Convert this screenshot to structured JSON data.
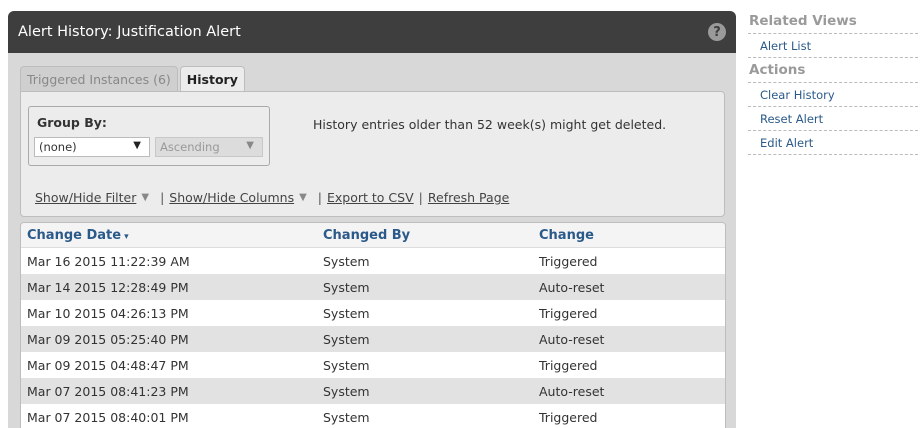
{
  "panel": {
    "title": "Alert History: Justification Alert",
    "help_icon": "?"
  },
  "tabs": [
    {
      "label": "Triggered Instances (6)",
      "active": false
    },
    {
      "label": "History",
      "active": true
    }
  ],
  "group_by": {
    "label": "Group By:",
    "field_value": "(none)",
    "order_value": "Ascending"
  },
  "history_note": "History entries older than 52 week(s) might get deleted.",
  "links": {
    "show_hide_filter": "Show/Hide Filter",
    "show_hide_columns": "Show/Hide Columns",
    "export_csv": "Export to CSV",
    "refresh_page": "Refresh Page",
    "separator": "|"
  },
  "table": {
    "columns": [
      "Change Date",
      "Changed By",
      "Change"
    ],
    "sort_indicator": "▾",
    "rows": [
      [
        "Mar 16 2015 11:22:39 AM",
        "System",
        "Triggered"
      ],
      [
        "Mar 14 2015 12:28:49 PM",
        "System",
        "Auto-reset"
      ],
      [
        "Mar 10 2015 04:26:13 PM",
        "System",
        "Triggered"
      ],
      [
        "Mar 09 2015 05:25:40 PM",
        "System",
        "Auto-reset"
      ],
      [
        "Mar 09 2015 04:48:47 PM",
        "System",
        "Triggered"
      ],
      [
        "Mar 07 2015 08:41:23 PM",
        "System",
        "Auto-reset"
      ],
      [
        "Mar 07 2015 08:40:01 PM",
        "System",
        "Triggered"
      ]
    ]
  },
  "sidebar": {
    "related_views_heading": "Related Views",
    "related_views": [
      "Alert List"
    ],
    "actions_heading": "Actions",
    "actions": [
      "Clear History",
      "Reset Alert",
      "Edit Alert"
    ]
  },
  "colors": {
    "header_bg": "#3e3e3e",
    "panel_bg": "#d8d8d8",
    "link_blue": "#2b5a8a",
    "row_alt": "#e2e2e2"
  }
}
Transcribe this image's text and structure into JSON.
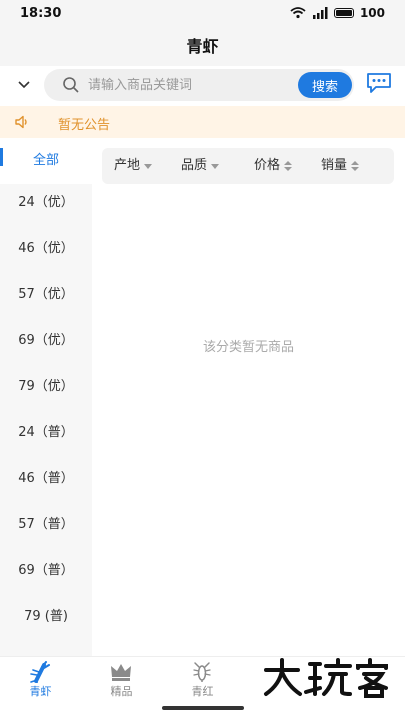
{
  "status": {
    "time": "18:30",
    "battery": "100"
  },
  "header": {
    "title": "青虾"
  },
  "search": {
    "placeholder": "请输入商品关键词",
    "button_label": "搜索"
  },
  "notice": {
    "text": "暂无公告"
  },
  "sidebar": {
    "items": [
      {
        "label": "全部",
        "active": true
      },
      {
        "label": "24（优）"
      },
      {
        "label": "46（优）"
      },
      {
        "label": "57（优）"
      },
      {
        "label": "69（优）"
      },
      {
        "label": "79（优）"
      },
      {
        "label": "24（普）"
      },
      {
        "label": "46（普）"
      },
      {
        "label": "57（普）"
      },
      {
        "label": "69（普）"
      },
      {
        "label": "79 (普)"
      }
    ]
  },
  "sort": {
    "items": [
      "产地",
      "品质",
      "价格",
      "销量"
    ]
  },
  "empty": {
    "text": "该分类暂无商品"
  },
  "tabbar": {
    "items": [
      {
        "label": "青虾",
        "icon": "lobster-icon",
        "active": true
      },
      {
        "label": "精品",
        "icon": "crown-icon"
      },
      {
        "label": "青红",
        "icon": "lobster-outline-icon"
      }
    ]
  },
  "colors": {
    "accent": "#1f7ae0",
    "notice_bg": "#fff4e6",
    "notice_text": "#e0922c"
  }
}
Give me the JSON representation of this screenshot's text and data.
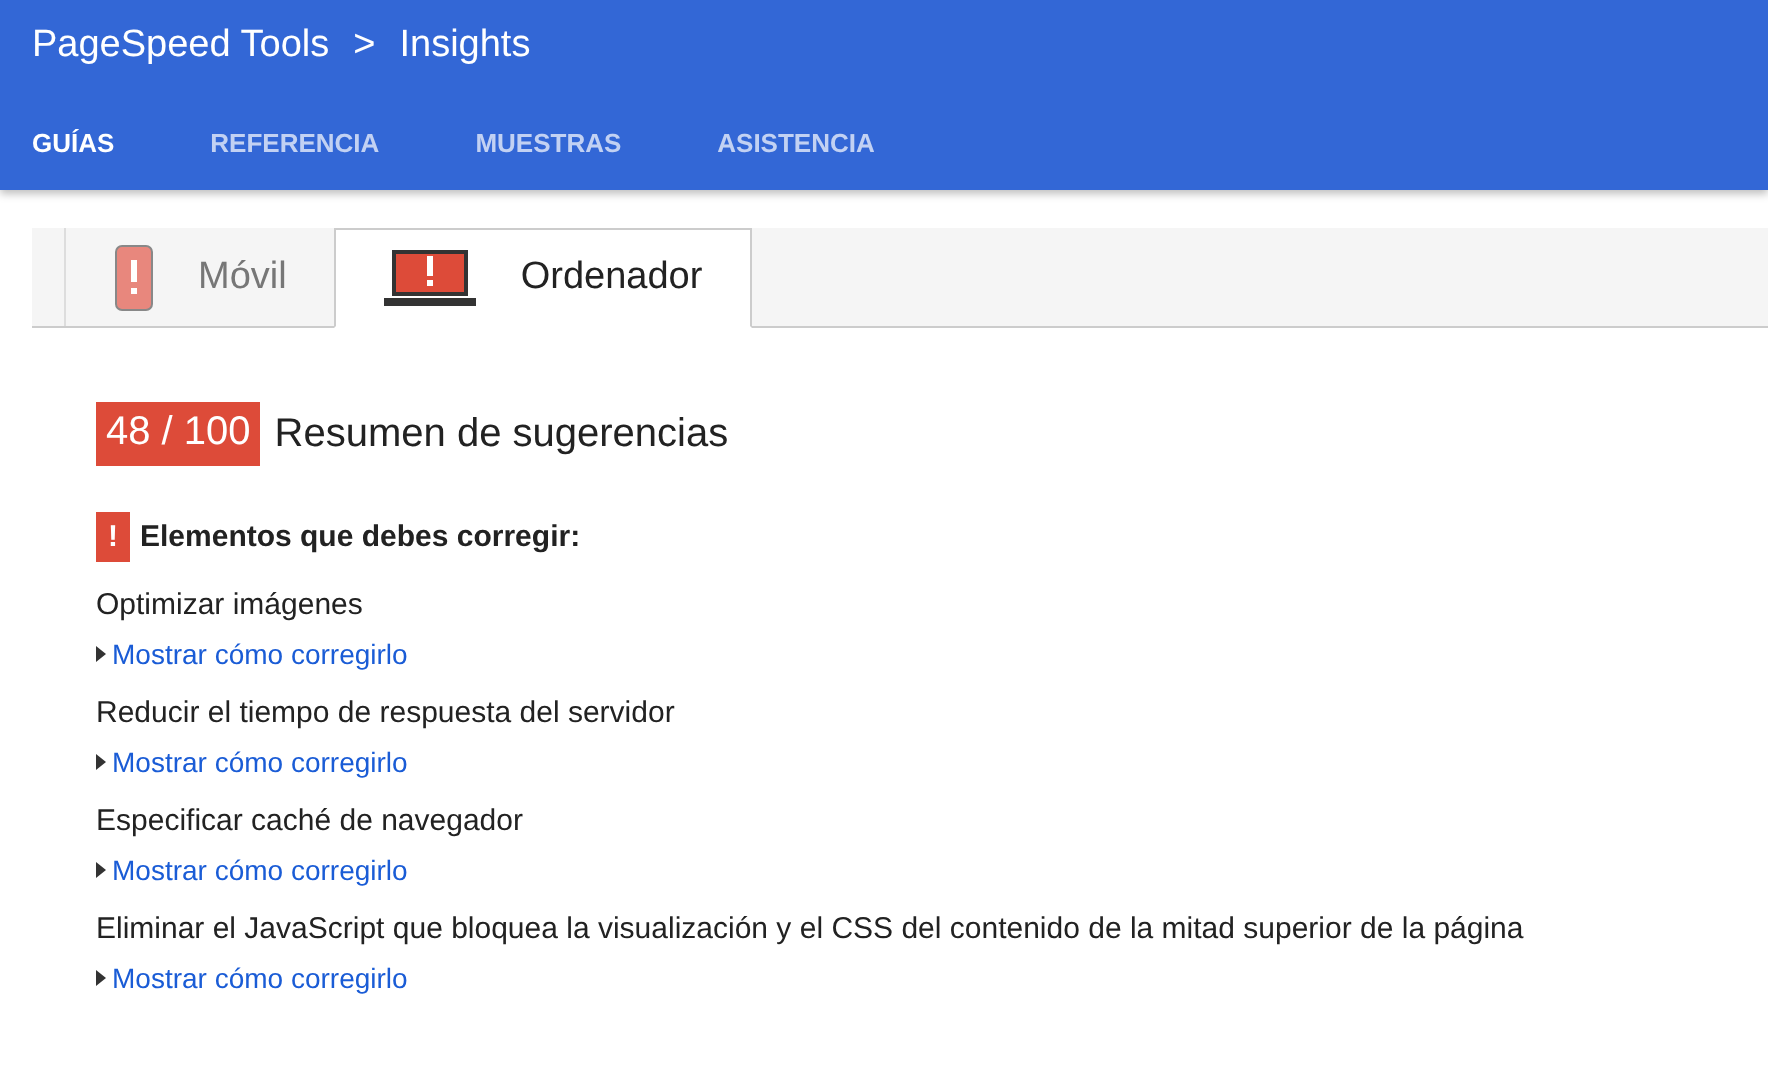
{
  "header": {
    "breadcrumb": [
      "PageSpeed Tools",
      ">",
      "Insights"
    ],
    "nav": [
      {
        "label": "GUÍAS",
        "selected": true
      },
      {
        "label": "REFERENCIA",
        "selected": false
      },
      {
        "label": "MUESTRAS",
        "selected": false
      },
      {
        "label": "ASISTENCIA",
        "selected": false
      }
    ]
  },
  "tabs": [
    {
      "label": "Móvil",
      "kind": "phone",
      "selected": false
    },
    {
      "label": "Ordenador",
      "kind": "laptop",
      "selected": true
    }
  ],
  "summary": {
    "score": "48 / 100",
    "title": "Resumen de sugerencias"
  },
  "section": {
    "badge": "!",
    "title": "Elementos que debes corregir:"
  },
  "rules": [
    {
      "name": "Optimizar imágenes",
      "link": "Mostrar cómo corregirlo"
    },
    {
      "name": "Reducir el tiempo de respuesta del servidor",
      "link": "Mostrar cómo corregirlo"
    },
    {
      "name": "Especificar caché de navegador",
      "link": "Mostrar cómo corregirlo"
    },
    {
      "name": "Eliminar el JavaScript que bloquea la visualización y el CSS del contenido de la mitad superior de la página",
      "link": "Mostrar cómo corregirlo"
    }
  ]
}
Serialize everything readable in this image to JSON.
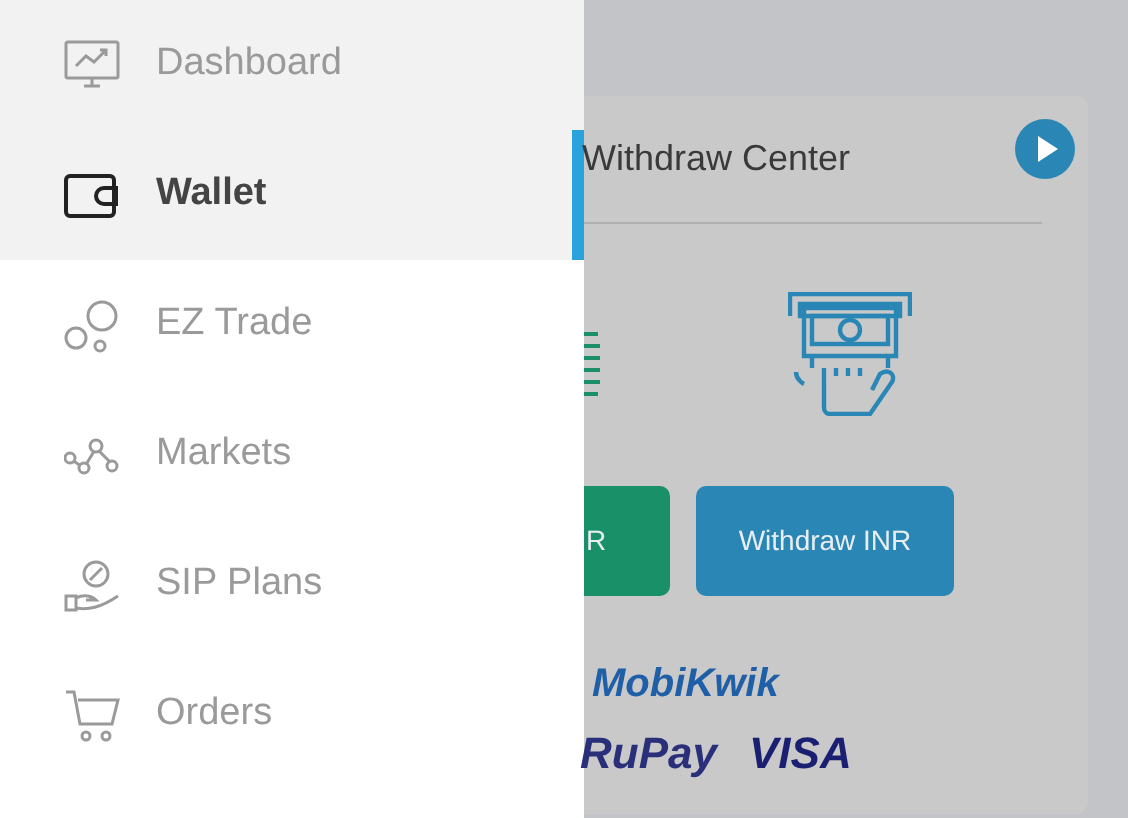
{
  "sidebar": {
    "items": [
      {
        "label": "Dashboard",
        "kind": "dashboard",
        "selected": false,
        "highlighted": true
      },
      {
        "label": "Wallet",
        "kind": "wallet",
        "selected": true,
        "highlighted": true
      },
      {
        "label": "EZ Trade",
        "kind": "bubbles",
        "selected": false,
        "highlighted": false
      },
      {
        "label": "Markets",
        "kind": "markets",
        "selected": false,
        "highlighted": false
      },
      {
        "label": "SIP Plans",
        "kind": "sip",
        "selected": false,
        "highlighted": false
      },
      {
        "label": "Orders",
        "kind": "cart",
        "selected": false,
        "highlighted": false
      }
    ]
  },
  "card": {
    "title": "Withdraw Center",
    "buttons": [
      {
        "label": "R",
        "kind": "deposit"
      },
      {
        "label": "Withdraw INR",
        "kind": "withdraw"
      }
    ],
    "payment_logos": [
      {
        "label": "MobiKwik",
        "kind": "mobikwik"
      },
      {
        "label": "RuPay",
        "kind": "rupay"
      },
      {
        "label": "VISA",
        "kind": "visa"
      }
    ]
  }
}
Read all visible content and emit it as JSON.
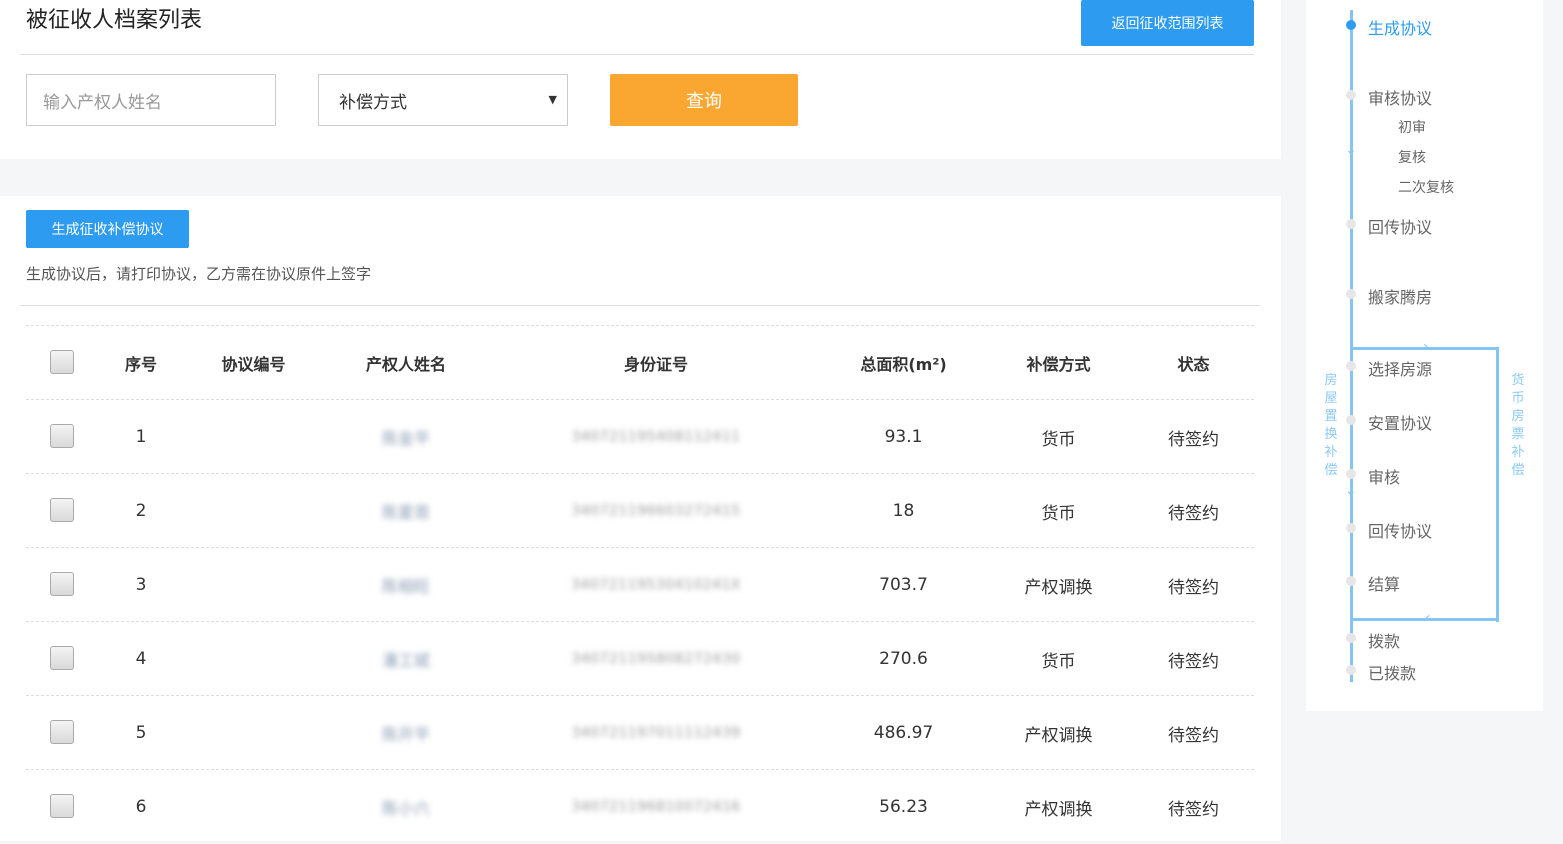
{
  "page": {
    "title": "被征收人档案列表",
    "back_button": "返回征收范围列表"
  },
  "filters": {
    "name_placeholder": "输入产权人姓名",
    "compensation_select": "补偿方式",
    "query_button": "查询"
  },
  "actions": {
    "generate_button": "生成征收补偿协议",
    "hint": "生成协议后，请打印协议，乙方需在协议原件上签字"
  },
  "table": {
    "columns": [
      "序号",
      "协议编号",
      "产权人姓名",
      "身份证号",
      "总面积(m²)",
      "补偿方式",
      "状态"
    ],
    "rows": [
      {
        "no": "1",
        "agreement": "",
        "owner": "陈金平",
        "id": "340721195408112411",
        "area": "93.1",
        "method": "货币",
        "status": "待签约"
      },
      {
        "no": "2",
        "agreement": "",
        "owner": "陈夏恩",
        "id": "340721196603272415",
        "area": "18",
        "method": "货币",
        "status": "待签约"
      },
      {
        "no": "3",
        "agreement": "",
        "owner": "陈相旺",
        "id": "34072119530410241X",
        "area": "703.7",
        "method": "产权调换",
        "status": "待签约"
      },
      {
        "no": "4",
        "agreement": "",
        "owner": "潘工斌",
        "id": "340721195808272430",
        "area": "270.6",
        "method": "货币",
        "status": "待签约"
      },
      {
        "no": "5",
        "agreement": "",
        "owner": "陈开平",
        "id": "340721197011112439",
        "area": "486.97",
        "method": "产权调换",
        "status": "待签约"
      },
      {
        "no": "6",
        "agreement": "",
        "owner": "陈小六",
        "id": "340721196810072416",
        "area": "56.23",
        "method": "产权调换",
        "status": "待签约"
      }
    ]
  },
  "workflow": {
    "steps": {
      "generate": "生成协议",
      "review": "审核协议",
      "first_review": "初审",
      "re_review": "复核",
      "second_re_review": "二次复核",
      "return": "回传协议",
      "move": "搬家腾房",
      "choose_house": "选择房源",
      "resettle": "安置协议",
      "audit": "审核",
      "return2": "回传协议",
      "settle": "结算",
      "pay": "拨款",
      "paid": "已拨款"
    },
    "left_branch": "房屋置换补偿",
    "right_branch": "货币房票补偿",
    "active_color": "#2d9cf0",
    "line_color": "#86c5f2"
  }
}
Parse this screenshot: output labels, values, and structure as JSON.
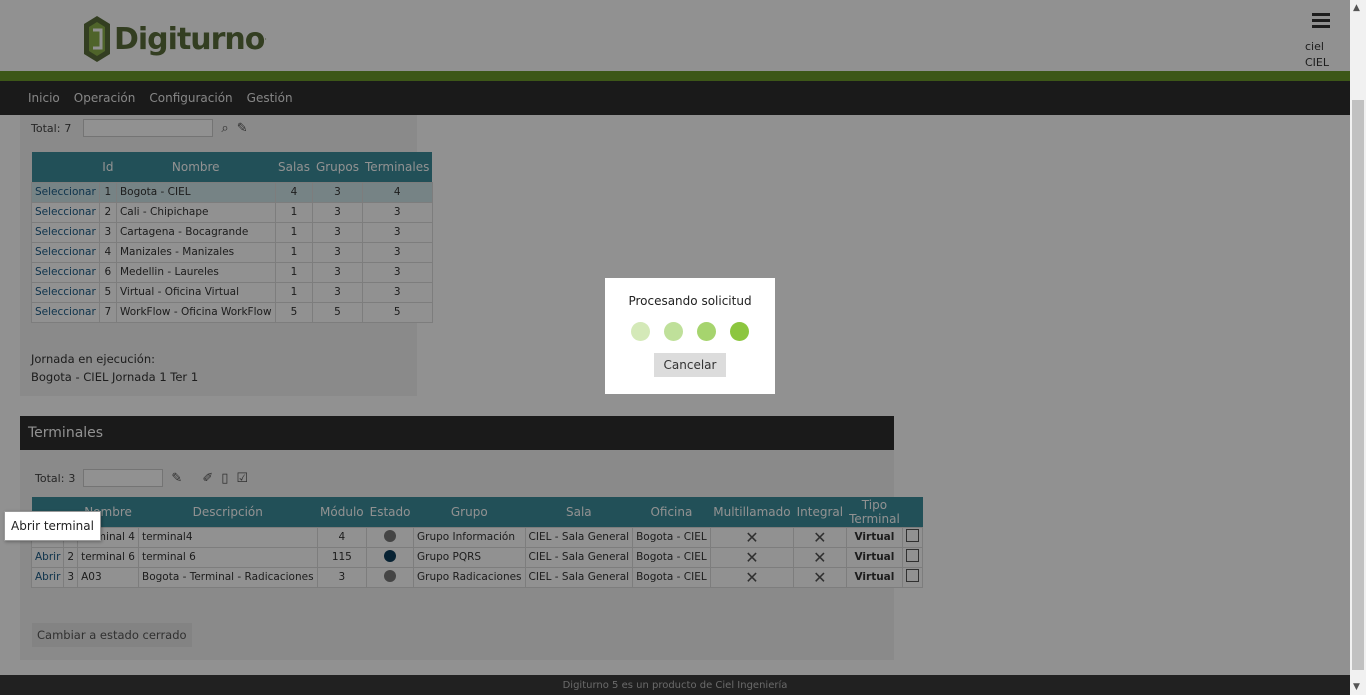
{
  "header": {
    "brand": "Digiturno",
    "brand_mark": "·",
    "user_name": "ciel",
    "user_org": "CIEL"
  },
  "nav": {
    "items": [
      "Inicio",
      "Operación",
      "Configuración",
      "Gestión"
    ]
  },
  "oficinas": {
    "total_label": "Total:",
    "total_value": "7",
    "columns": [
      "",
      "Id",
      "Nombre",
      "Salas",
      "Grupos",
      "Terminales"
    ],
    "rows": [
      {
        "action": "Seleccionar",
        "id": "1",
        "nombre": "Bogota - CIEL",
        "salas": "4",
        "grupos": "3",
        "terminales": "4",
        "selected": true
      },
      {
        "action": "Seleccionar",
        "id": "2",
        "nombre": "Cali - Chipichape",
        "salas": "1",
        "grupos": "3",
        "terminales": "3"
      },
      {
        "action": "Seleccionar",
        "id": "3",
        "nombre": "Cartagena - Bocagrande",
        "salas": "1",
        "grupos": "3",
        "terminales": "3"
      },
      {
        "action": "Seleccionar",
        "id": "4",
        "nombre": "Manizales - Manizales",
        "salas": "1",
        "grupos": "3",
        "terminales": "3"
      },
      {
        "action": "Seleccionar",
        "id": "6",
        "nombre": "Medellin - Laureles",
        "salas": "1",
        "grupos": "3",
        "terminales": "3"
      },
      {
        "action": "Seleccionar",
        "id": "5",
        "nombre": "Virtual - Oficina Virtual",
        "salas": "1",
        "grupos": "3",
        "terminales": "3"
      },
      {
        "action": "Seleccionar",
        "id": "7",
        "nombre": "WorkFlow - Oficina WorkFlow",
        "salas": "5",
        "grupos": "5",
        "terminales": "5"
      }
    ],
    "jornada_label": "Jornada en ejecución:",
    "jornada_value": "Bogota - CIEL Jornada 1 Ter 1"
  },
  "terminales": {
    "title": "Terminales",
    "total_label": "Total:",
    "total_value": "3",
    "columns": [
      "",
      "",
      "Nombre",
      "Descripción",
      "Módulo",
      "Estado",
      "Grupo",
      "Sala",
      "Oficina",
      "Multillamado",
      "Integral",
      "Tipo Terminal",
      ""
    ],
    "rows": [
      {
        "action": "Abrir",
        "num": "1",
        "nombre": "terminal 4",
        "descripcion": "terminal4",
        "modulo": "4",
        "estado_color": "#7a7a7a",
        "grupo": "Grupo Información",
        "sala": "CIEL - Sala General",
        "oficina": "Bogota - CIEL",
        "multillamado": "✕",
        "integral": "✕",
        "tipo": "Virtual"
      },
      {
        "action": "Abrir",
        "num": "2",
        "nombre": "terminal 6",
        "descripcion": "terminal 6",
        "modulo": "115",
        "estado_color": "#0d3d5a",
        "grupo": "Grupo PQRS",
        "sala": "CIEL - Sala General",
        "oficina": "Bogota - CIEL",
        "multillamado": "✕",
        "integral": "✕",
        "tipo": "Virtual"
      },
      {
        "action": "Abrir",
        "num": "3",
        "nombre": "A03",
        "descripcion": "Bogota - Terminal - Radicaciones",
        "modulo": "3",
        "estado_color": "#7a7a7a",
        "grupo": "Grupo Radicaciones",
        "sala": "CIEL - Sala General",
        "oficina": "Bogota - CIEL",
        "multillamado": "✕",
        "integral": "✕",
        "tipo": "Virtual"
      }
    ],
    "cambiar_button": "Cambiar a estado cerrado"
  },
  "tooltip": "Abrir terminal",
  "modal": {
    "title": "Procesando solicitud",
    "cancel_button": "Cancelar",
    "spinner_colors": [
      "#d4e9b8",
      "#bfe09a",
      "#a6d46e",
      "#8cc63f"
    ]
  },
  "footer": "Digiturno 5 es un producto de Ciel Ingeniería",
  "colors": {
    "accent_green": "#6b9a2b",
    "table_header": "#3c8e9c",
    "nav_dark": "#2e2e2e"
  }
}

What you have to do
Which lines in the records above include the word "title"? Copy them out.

Solution to this exercise
    "title": "Alert History: Justification Alert",
    "title": "青虾"
    "title": "Resumen de sugerencias"
    "title": "Elementos que debes corregir:"
    "title": "Withdraw Center",
    "title": "被征收人档案列表",
    "title": "Terminales",
    "title": "Procesando solicitud",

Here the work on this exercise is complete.